Only God will save us in this Lagos.
While waiting for my one year compulsory youth service, I decided to “intern” (you know, that term that has today replaced the word “slavery”) at an estate firm in Lagos. I didn’t have to do it; I was sick of remaining at home doing nothing but reading Chimamanda Ngozi Adichie and writing short stories of my own. So, it was fine when I was offered only ₦15,000 a month.
We were seated in the Access Bank banking hall at Allen Avenue when the offer was made. I was excited to start and had decked myself in my favourite TM Lewin shirt, my banker brother’s tie, and shoes I had gotten for my sister’s wedding. I had my resumé tucked under my arm in a brown envelope, and inside that envelope it remained, with my would-be boss forgetting to request for it. I should have seen the light.
The company was new and the owner was in the final stages of opening a company bank account. That’s what we were doing in the banking hall. Between meetings with his banking officer, we sat on frigid metal chairs while he spoke about his determination and drive to build his business. He wanted us to do it together. He had big ideas about changing the property landscape in Lagos. He’d left his former job as a Business Manager because of this, he told me, and he was excited to bring smart people on the new journey with him. Easily-flattered, I was unable to suppress my smile.
On my way home I texted my friends that maybe I could stay until I became a partner. Never mind the ₦15,000—it was a new business and it’d no doubt grow. And it was enough to cover transport.
The week after I started, my boss sealed a ₦700,000 deal. The following week, he had begun borrowing petty sums from me, sometimes for recharge cards, a few times for a lunch of amala and gbegiri, and most times to buy Baby Oku in the mornings. Where did the money go, you ask? Your guess is as good as mine. Goes without saying, of course, that at the end of the month my ₦15k was nowhere to be found. I remained for two and a half months, and was paid maybe a total of ₦20k. And that’s when I add the few times he returned the money he borrowed.
I find it hilarious now when I look back, and when I share the story with new friends it’s as a funny anecdote, all of us laughing and sharing other employer-from-hell stories, much in the same way I have been laughing all morning after I woke up to the Twitter gist about Glory Osei and Muyiwa Folorunso, and their chain of businesses.

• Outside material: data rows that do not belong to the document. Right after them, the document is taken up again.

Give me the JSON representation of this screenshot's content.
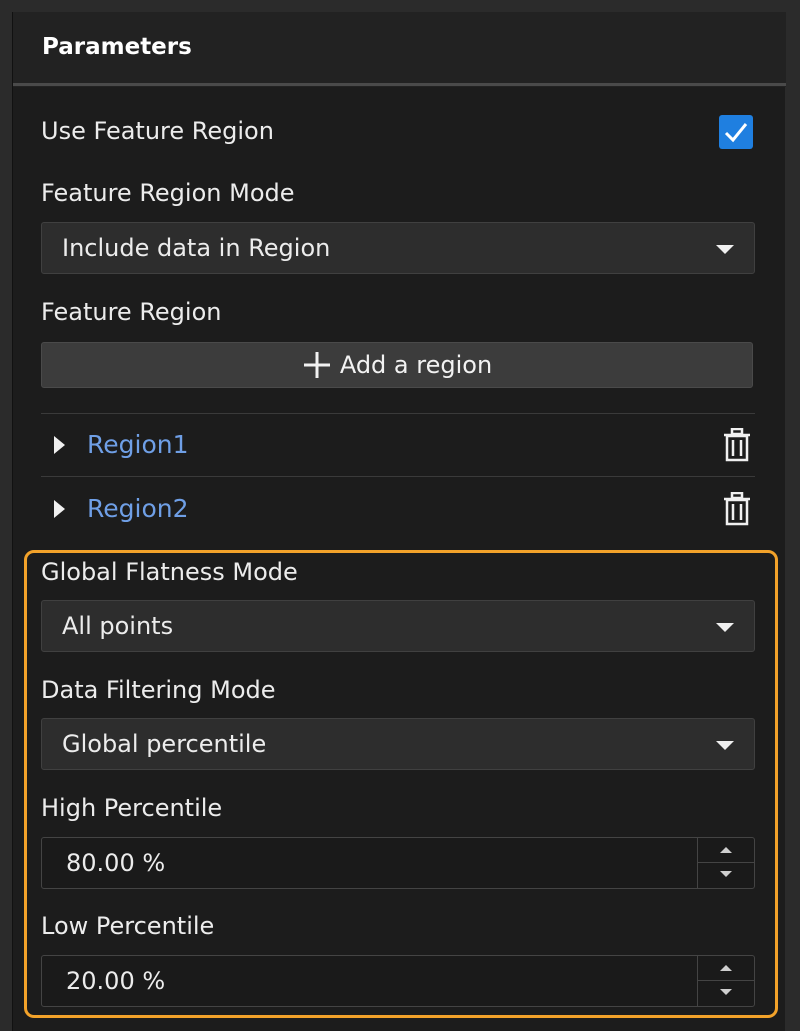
{
  "panel": {
    "title": "Parameters"
  },
  "feature_region": {
    "use_label": "Use Feature Region",
    "use_checked": true,
    "mode_label": "Feature Region Mode",
    "mode_value": "Include data in Region",
    "region_label": "Feature Region",
    "add_button_label": "Add a region",
    "regions": [
      {
        "name": "Region1"
      },
      {
        "name": "Region2"
      }
    ]
  },
  "flatness": {
    "global_mode_label": "Global Flatness Mode",
    "global_mode_value": "All points",
    "filter_mode_label": "Data Filtering Mode",
    "filter_mode_value": "Global percentile",
    "high_label": "High Percentile",
    "high_value": "80.00 %",
    "low_label": "Low Percentile",
    "low_value": "20.00 %"
  },
  "colors": {
    "accent_blue": "#1f7fe0",
    "link_blue": "#6f9fe6",
    "highlight_orange": "#f2a22a"
  },
  "icons": {
    "checkbox": "check-icon",
    "dropdown": "caret-down-icon",
    "add": "plus-icon",
    "expand": "triangle-right-icon",
    "delete": "trash-icon",
    "spin_up": "chevron-up-icon",
    "spin_down": "chevron-down-icon"
  }
}
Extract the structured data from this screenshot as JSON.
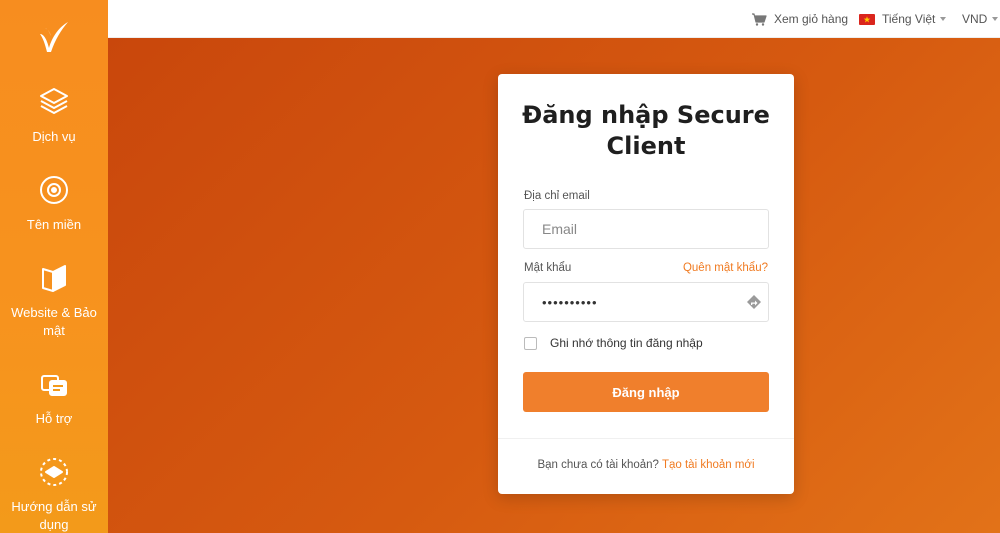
{
  "sidebar": {
    "items": [
      {
        "label": "Dịch vụ",
        "icon": "box-icon"
      },
      {
        "label": "Tên miền",
        "icon": "globe-icon"
      },
      {
        "label": "Website & Bảo mật",
        "icon": "book-icon"
      },
      {
        "label": "Hỗ trợ",
        "icon": "support-icon"
      },
      {
        "label": "Hướng dẫn sử dụng",
        "icon": "guide-icon"
      }
    ]
  },
  "topbar": {
    "cart_label": "Xem giỏ hàng",
    "language_label": "Tiếng Việt",
    "currency_label": "VND"
  },
  "login": {
    "title": "Đăng nhập Secure Client",
    "email_label": "Địa chỉ email",
    "email_placeholder": "Email",
    "password_label": "Mật khẩu",
    "forgot_label": "Quên mật khẩu?",
    "password_value": "••••••••••",
    "remember_label": "Ghi nhớ thông tin đăng nhập",
    "submit_label": "Đăng nhập",
    "no_account_text": "Bạn chưa có tài khoản?",
    "signup_label": "Tạo tài khoản mới"
  },
  "colors": {
    "sidebar": "#f78d1f",
    "background": "#d65a10",
    "accent": "#f07f2c",
    "link": "#f07b22"
  }
}
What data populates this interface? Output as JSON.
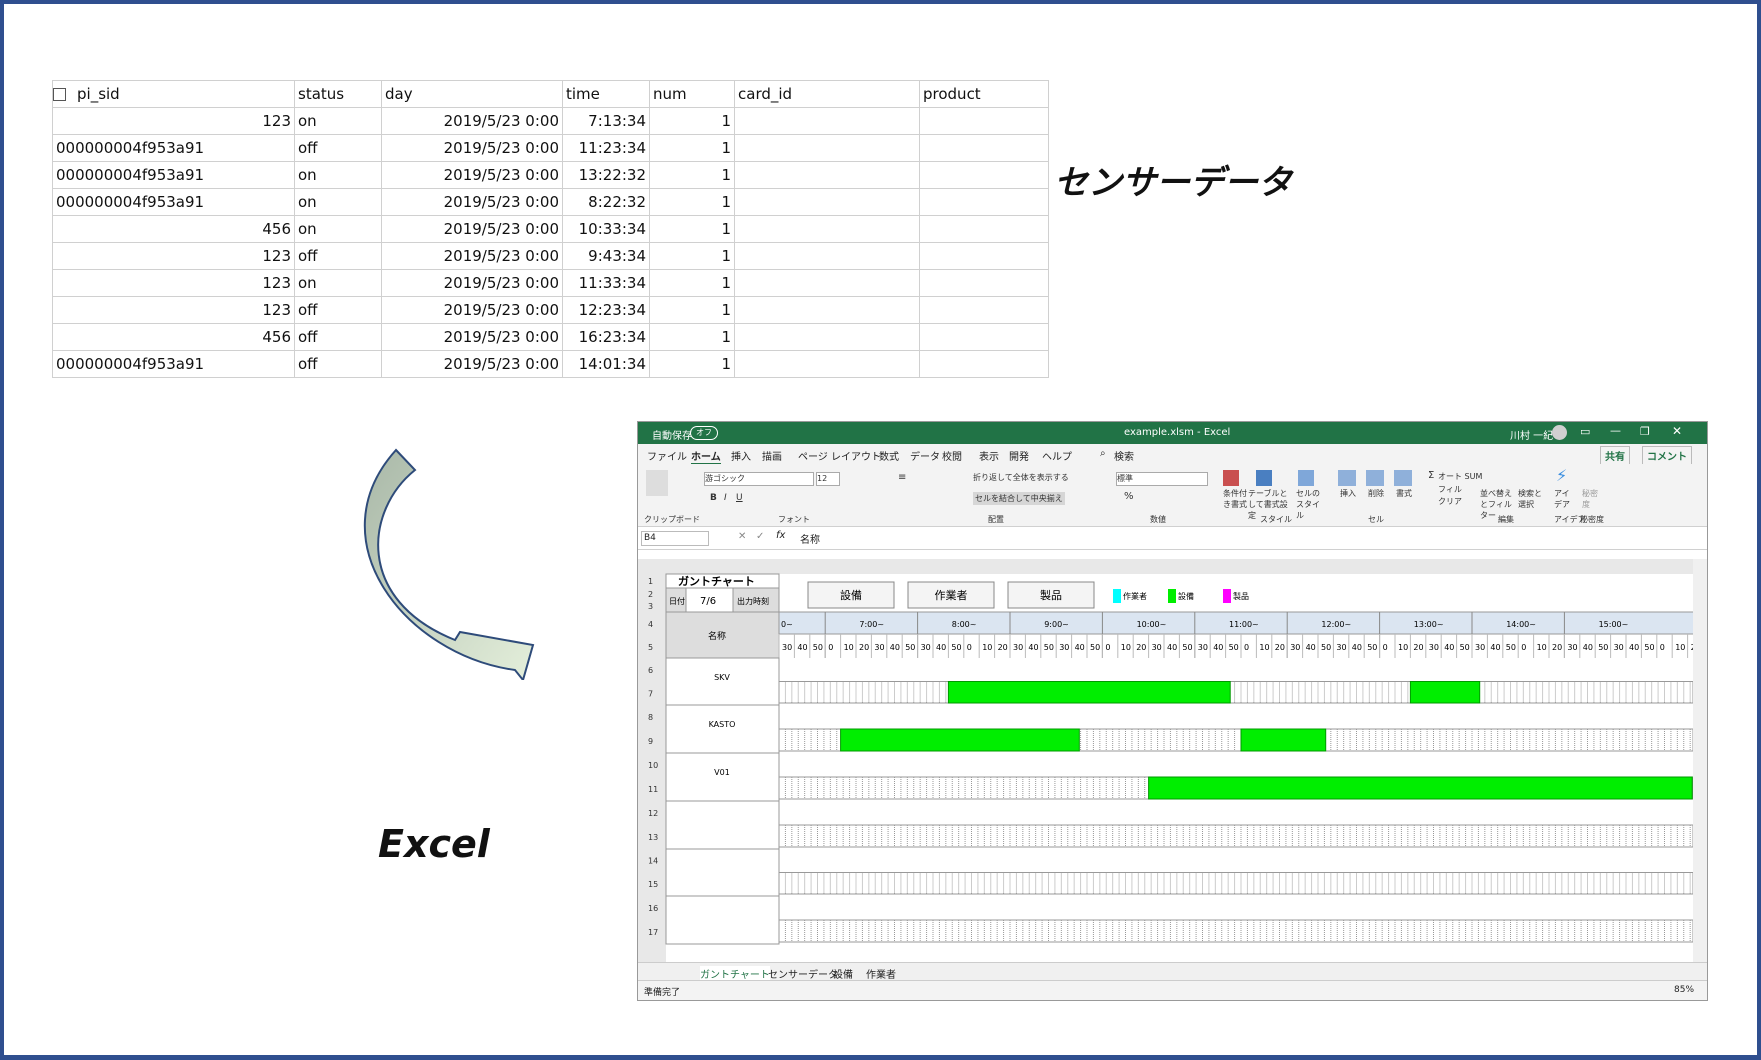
{
  "sensor_table": {
    "columns": [
      "pi_sid",
      "status",
      "day",
      "time",
      "num",
      "card_id",
      "product"
    ],
    "rows": [
      [
        "123",
        "on",
        "2019/5/23 0:00",
        "7:13:34",
        "1",
        "",
        ""
      ],
      [
        "000000004f953a91",
        "off",
        "2019/5/23 0:00",
        "11:23:34",
        "1",
        "",
        ""
      ],
      [
        "000000004f953a91",
        "on",
        "2019/5/23 0:00",
        "13:22:32",
        "1",
        "",
        ""
      ],
      [
        "000000004f953a91",
        "on",
        "2019/5/23 0:00",
        "8:22:32",
        "1",
        "",
        ""
      ],
      [
        "456",
        "on",
        "2019/5/23 0:00",
        "10:33:34",
        "1",
        "",
        ""
      ],
      [
        "123",
        "off",
        "2019/5/23 0:00",
        "9:43:34",
        "1",
        "",
        ""
      ],
      [
        "123",
        "on",
        "2019/5/23 0:00",
        "11:33:34",
        "1",
        "",
        ""
      ],
      [
        "123",
        "off",
        "2019/5/23 0:00",
        "12:23:34",
        "1",
        "",
        ""
      ],
      [
        "456",
        "off",
        "2019/5/23 0:00",
        "16:23:34",
        "1",
        "",
        ""
      ],
      [
        "000000004f953a91",
        "off",
        "2019/5/23 0:00",
        "14:01:34",
        "1",
        "",
        ""
      ]
    ]
  },
  "labels": {
    "sensor_data": "センサーデータ",
    "excel": "Excel"
  },
  "excel": {
    "autosave": "自動保存",
    "autosave_state": "オフ",
    "file_title": "example.xlsm  -  Excel",
    "user": "川村 一紀",
    "menu": [
      "ファイル",
      "ホーム",
      "挿入",
      "描画",
      "ページ レイアウト",
      "数式",
      "データ",
      "校閲",
      "表示",
      "開発",
      "ヘルプ"
    ],
    "search": "検索",
    "share": "共有",
    "comment": "コメント",
    "font_name": "游ゴシック",
    "font_size": "12",
    "wrap_text": "折り返して全体を表示する",
    "merge_center": "セルを結合して中央揃え",
    "number_format": "標準",
    "autosum": "オート SUM",
    "fill": "フィル",
    "clear": "クリア",
    "ribbon_groups": [
      "クリップボード",
      "フォント",
      "配置",
      "数値",
      "スタイル",
      "セル",
      "編集",
      "アイデア",
      "秘密度"
    ],
    "ribbon_buttons": [
      "条件付き書式",
      "テーブルとして書式設定",
      "セルのスタイル",
      "挿入",
      "削除",
      "書式",
      "並べ替えとフィルター",
      "検索と選択",
      "アイデア",
      "秘密度"
    ],
    "cell_ref": "B4",
    "formula": "名称",
    "gantt_title": "ガントチャート",
    "date_label": "日付",
    "date_value": "7/6",
    "output_time": "出力時刻",
    "name_header": "名称",
    "buttons": [
      "設備",
      "作業者",
      "製品"
    ],
    "legend": [
      {
        "label": "作業者",
        "color": "#00ffff"
      },
      {
        "label": "設備",
        "color": "#00ee00"
      },
      {
        "label": "製品",
        "color": "#ff00ff"
      }
    ],
    "hours": [
      "0~",
      "7:00~",
      "8:00~",
      "9:00~",
      "10:00~",
      "11:00~",
      "12:00~",
      "13:00~",
      "14:00~",
      "15:00~"
    ],
    "minutes": [
      "30",
      "40",
      "50",
      "0",
      "10",
      "20",
      "30",
      "40",
      "50"
    ],
    "resources": [
      "SKV",
      "KASTO",
      "V01",
      "",
      "",
      ""
    ],
    "bars": [
      {
        "row": 0,
        "start": "8:20",
        "end": "11:23"
      },
      {
        "row": 0,
        "start": "13:20",
        "end": "14:05"
      },
      {
        "row": 1,
        "start": "7:10",
        "end": "9:45"
      },
      {
        "row": 1,
        "start": "11:30",
        "end": "12:25"
      },
      {
        "row": 2,
        "start": "10:30",
        "end": "16:23"
      }
    ],
    "row_numbers": [
      "1",
      "2",
      "3",
      "4",
      "5",
      "6",
      "7",
      "8",
      "9",
      "10",
      "11",
      "12",
      "13",
      "14",
      "15",
      "16",
      "17"
    ],
    "sheet_tabs": [
      "ガントチャート",
      "センサーデータ",
      "設備",
      "作業者"
    ],
    "status": "準備完了",
    "zoom": "85%"
  }
}
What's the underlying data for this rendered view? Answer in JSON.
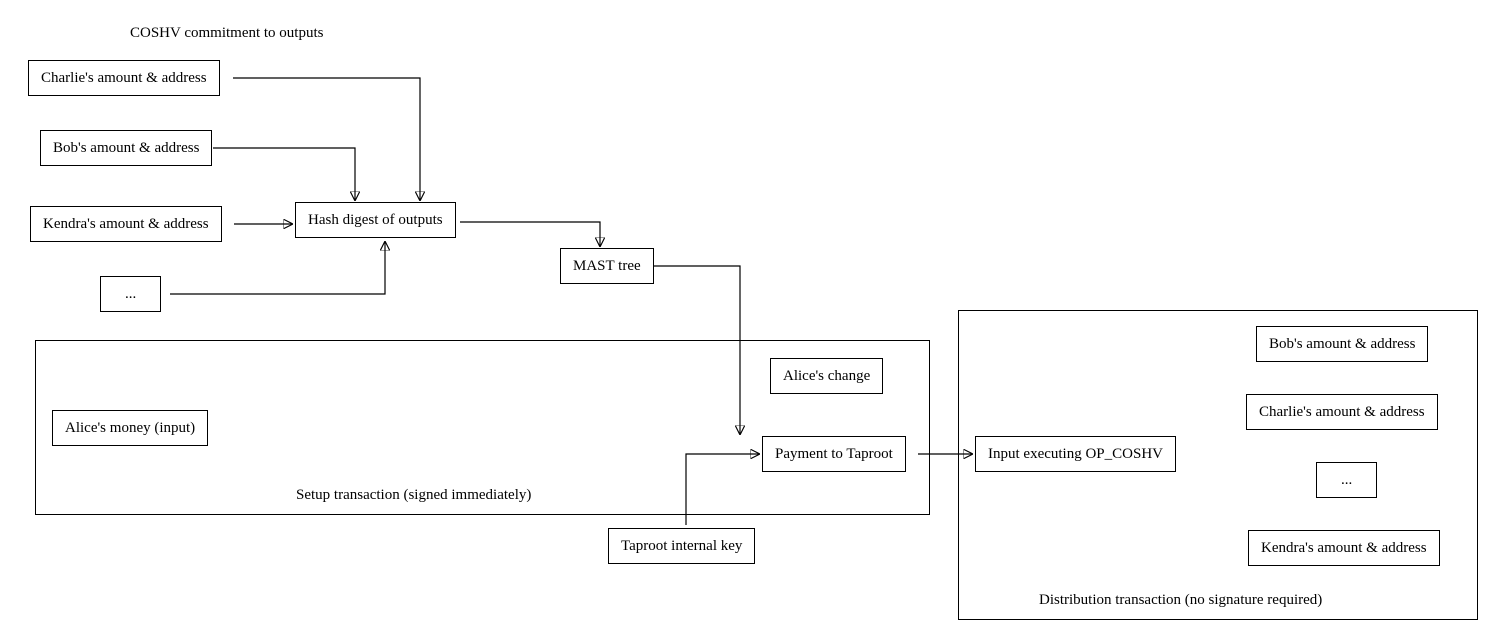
{
  "title_top": "COSHV commitment to outputs",
  "nodes": {
    "charlie": "Charlie's amount & address",
    "bob": "Bob's amount & address",
    "kendra": "Kendra's amount & address",
    "ellipsis": "...",
    "hash": "Hash digest of outputs",
    "mast": "MAST tree",
    "taprootkey": "Taproot internal key",
    "alice_change": "Alice's change",
    "payment": "Payment to Taproot",
    "alice_money": "Alice's money (input)",
    "input_exec": "Input executing OP_COSHV",
    "d_bob": "Bob's amount & address",
    "d_charlie": "Charlie's amount & address",
    "d_ellipsis": "...",
    "d_kendra": "Kendra's amount & address"
  },
  "clusters": {
    "setup": "Setup transaction (signed immediately)",
    "dist": "Distribution transaction (no signature required)"
  }
}
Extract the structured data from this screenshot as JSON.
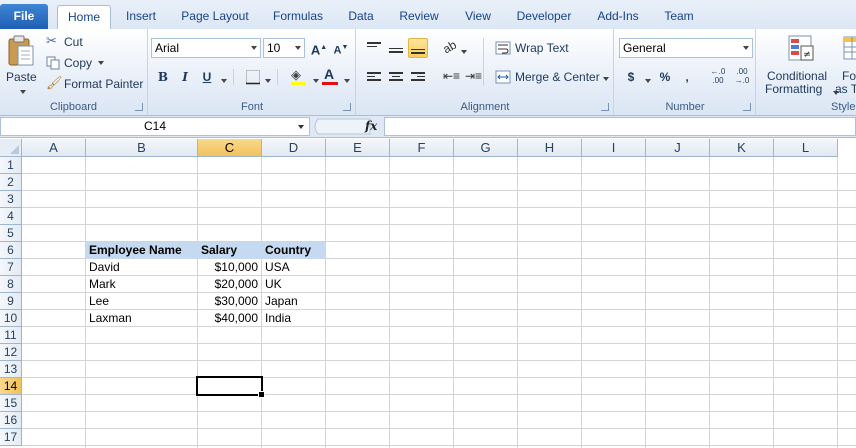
{
  "tabs": [
    "File",
    "Home",
    "Insert",
    "Page Layout",
    "Formulas",
    "Data",
    "Review",
    "View",
    "Developer",
    "Add-Ins",
    "Team"
  ],
  "ribbon": {
    "clipboard": {
      "label": "Clipboard",
      "paste": "Paste",
      "cut": "Cut",
      "copy": "Copy",
      "format_painter": "Format Painter"
    },
    "font": {
      "label": "Font",
      "name": "Arial",
      "size": "10",
      "grow": "A",
      "shrink": "A",
      "bold": "B",
      "italic": "I",
      "underline": "U",
      "font_color": "A",
      "font_color_hex": "#e01010",
      "fill_color_hex": "#ffff00"
    },
    "alignment": {
      "label": "Alignment",
      "wrap_text": "Wrap Text",
      "merge_center": "Merge & Center"
    },
    "number": {
      "label": "Number",
      "format": "General",
      "currency": "$",
      "percent": "%",
      "comma": ",",
      "increase_decimal": ".0→.00",
      "decrease_decimal": ".00→.0"
    },
    "styles": {
      "label": "Style",
      "conditional_1": "Conditional",
      "conditional_2": "Formatting",
      "format_table_1": "For",
      "format_table_2": "as Ta"
    }
  },
  "formula_bar": {
    "name_box": "C14",
    "fx": "fx",
    "value": ""
  },
  "columns": [
    "A",
    "B",
    "C",
    "D",
    "E",
    "F",
    "G",
    "H",
    "I",
    "J",
    "K",
    "L"
  ],
  "rows": [
    "1",
    "2",
    "3",
    "4",
    "5",
    "6",
    "7",
    "8",
    "9",
    "10",
    "11",
    "12",
    "13",
    "14",
    "15",
    "16",
    "17"
  ],
  "active": {
    "column": "C",
    "row": "14"
  },
  "table": {
    "headers": [
      "Employee Name",
      "Salary",
      "Country"
    ],
    "data": [
      [
        "David",
        "$10,000",
        "USA"
      ],
      [
        "Mark",
        "$20,000",
        "UK"
      ],
      [
        "Lee",
        "$30,000",
        "Japan"
      ],
      [
        "Laxman",
        "$40,000",
        "India"
      ]
    ]
  }
}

It’s impossible to find the genesis of a leak when the entire tap has busted open. And this tap is gushing from everywhere. Former employees began sharing their stories on Sunday night. You find people who were allegedly hired and fired days later because “Muyiwa has changed his mind.” Another shared how he was hired for two months and was never paid before he was let go. Yet another, in a thread that seemed oddly indicative of Stockholm Syndrome, wrote about being taken advantage of as a young jobseeker. Another shared how she and several others were fired with no reason and no pay. Someone else shared how she was fired after being involved in a car accident.
The stories are never-ending.
What’s worse is that news of the alleged employment fraud has been on the internet since 2014, particularly Nairaland. There’s one about Truerebel changing its name to Fashionhands. Another about Truerebel flooding the market with fake jewelries. Another on someone’s personal experience working for Truerebel. One from 2016 about their brand Shapeyou. And on and on and on like that the stories go.
Glory Osei, responding on her Twitter, has denied all of it. “I have never mistreated any staff,” she wrote in an “unofficial press release.” She does wish her companies had handled the firings with “a little more tact,” but they were “very necessary dismissals,” she wrote. The official release contained even less information, with the claims described as defamation, and legal threat against those who have come out to share their stories. The whole thing is reminiscent of the Pastor Biodun Fatoyinbo/COZA press release.
Generally, I am skeptical about wading into matters about fraud that come from Twitter. Some people are filled with bile, and when they let it out they spray it everywhere, looking for anyone to hurt. But, with the amount of reports coming in, it’s difficult to not believe this gist here. Sure, not all of it will be true, and reality will not be as exactly as it has been painted. But some of it will be true. Some of it will be exactly as the people have said. And some is enough.